» Your assignment
Would you copy every line of the listing below that includes the word "Screen"?

» Entries shown

┌────────

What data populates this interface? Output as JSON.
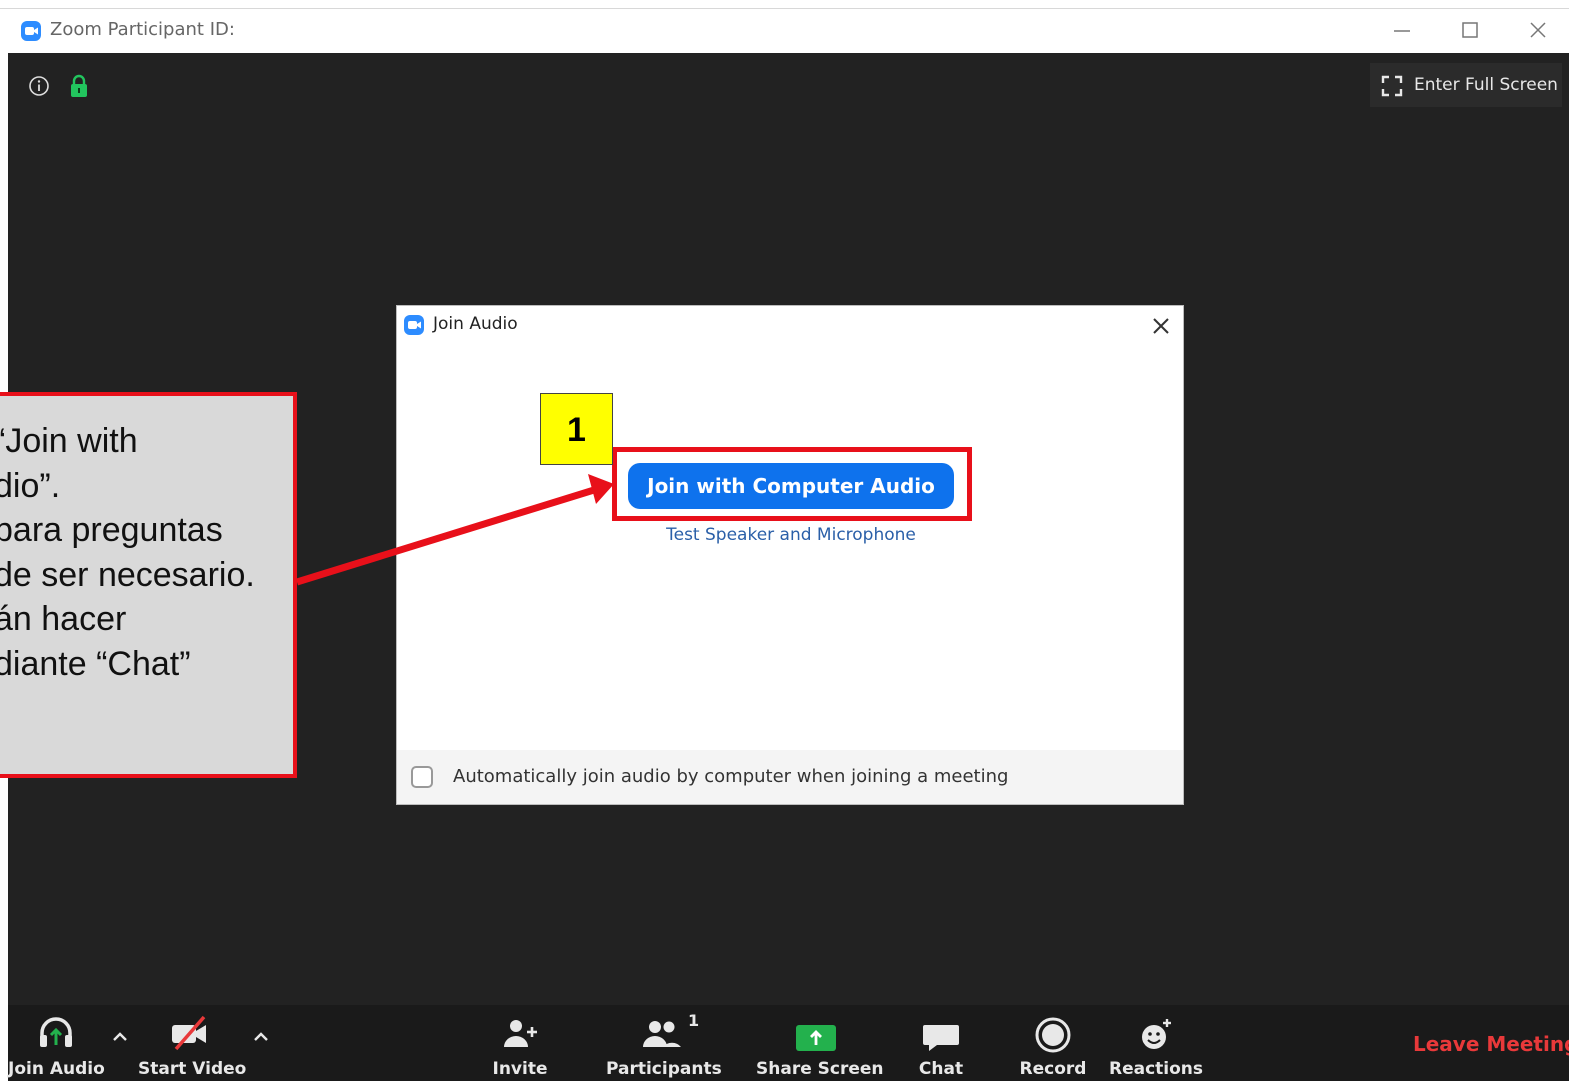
{
  "window": {
    "title": "Zoom Participant ID:",
    "minimize_icon": "minimize-icon",
    "maximize_icon": "maximize-icon",
    "close_icon": "close-icon"
  },
  "meeting": {
    "fullscreen_label": "Enter Full Screen"
  },
  "dialog": {
    "title": "Join Audio",
    "join_button": "Join with Computer Audio",
    "test_link": "Test Speaker and Microphone",
    "auto_join_label": "Automatically join audio by computer when joining a meeting",
    "auto_join_checked": false
  },
  "annotation": {
    "step_number": "1",
    "highlight_color": "#e8101a",
    "callout_lines": [
      "“Join with",
      "dio”.",
      "  para preguntas",
      "de ser necesario.",
      "án hacer",
      "diante “Chat”"
    ]
  },
  "toolbar": {
    "join_audio": "Join Audio",
    "start_video": "Start Video",
    "invite": "Invite",
    "participants": "Participants",
    "participants_count": "1",
    "share_screen": "Share Screen",
    "chat": "Chat",
    "record": "Record",
    "reactions": "Reactions",
    "leave": "Leave Meeting"
  },
  "colors": {
    "zoom_blue": "#0e72ed",
    "share_green": "#23b14d",
    "leave_red": "#e8393a",
    "lock_green": "#22c55e"
  }
}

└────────

» Finished task
    "fullscreen_label": "Enter Full Screen"
    "share_screen": "Share Screen",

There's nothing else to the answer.